:: Records for the task

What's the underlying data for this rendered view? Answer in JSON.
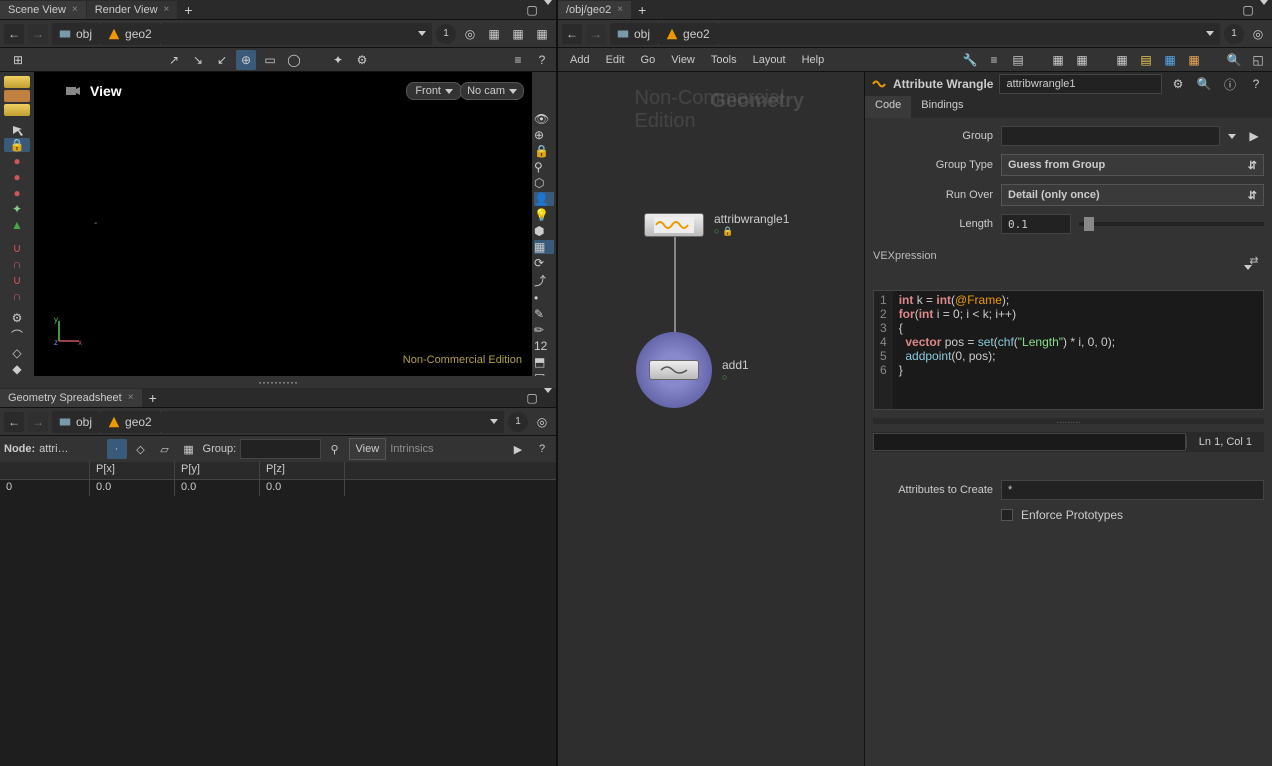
{
  "left": {
    "tabs": [
      "Scene View",
      "Render View"
    ],
    "crumb": {
      "obj": "obj",
      "node": "geo2"
    },
    "nav_count": "1",
    "view_title": "View",
    "cam_dropdown": "Front",
    "nocam": "No cam",
    "footer": "Non-Commercial Edition",
    "lower_tab": "Geometry Spreadsheet",
    "lower_crumb": {
      "obj": "obj",
      "node": "geo2"
    },
    "lower_nav_count": "1",
    "sheet": {
      "node_label": "Node:",
      "node_value": "attri…",
      "group_label": "Group:",
      "view": "View",
      "intrinsics": "Intrinsics",
      "headers": [
        "",
        "P[x]",
        "P[y]",
        "P[z]"
      ],
      "rows": [
        [
          "0",
          "0.0",
          "0.0",
          "0.0"
        ]
      ]
    }
  },
  "right": {
    "tab": "/obj/geo2",
    "crumb": {
      "obj": "obj",
      "node": "geo2"
    },
    "nav_count": "1",
    "menubar": [
      "Add",
      "Edit",
      "Go",
      "View",
      "Tools",
      "Layout",
      "Help"
    ],
    "watermark1": "Non-Commercial Edition",
    "watermark2": "Geometry",
    "nodes": {
      "wrangle": "attribwrangle1",
      "add": "add1"
    },
    "parm": {
      "node_type": "Attribute Wrangle",
      "node_name": "attribwrangle1",
      "tabs": [
        "Code",
        "Bindings"
      ],
      "group_label": "Group",
      "group_value": "",
      "grouptype_label": "Group Type",
      "grouptype_value": "Guess from Group",
      "runover_label": "Run Over",
      "runover_value": "Detail (only once)",
      "length_label": "Length",
      "length_value": "0.1",
      "vex_label": "VEXpression",
      "code_lines": [
        {
          "n": 1,
          "html": "<span class='kw'>int</span> k = <span class='kw'>int</span>(<span class='at'>@Frame</span>);"
        },
        {
          "n": 2,
          "html": "<span class='kw'>for</span>(<span class='kw'>int</span> i = 0; i &lt; k; i++)"
        },
        {
          "n": 3,
          "html": "{"
        },
        {
          "n": 4,
          "html": "&nbsp;&nbsp;<span class='kw'>vector</span> pos = <span class='fn'>set</span>(<span class='fn'>chf</span>(<span class='str'>\"Length\"</span>) * i, 0, 0);"
        },
        {
          "n": 5,
          "html": "&nbsp;&nbsp;<span class='fn'>addpoint</span>(0, pos);"
        },
        {
          "n": 6,
          "html": "}"
        }
      ],
      "cursor": "Ln 1, Col 1",
      "attrs_label": "Attributes to Create",
      "attrs_value": "*",
      "enforce_label": "Enforce Prototypes"
    }
  }
}
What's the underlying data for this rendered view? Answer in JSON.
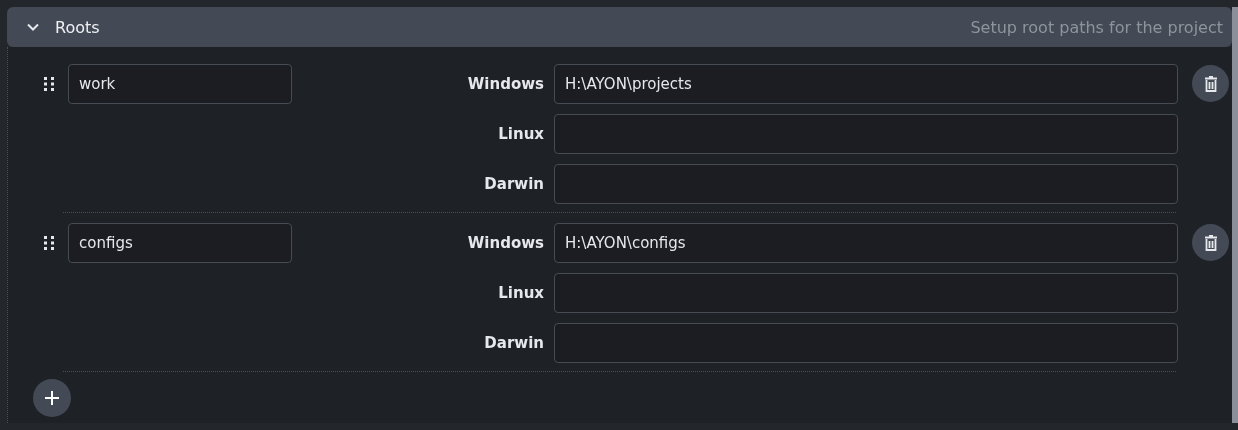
{
  "section": {
    "title": "Roots",
    "description": "Setup root paths for the project",
    "expanded": true
  },
  "roots": [
    {
      "name": "work",
      "paths": [
        {
          "label": "Windows",
          "value": "H:\\AYON\\projects"
        },
        {
          "label": "Linux"
        },
        {
          "label": "Darwin"
        }
      ]
    },
    {
      "name": "configs",
      "paths": [
        {
          "label": "Windows",
          "value": "H:\\AYON\\configs"
        },
        {
          "label": "Linux"
        },
        {
          "label": "Darwin"
        }
      ]
    }
  ]
}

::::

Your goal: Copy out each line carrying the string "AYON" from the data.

Written answer:
          "value": "H:\\AYON\\projects"
          "value": "H:\\AYON\\configs"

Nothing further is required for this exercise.